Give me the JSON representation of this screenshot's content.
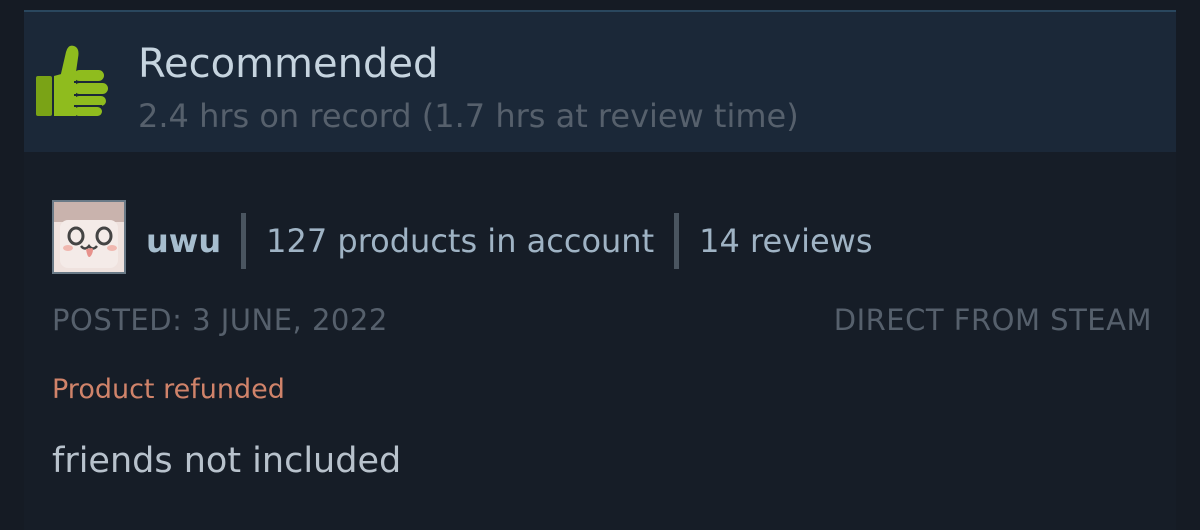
{
  "review": {
    "verdict": "Recommended",
    "hours": "2.4 hrs on record (1.7 hrs at review time)",
    "author": {
      "name": "uwu",
      "products": "127 products in account",
      "reviews": "14 reviews"
    },
    "posted": "POSTED: 3 JUNE, 2022",
    "source": "DIRECT FROM STEAM",
    "status": "Product refunded",
    "body": "friends not included"
  },
  "icons": {
    "verdict": "thumbs-up-icon",
    "avatar": "avatar"
  },
  "colors": {
    "background": "#151b24",
    "header_background": "#1b2838",
    "thumbs_up_green": "#8fbc1e",
    "title_text": "#c6d4df",
    "muted_text": "#56606c",
    "refunded_text": "#d0836a",
    "body_text": "#b8c2cc"
  }
}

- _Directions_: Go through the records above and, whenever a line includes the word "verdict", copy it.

- _Completed task_:
    "verdict": "Recommended",
    "verdict": "thumbs-up-icon",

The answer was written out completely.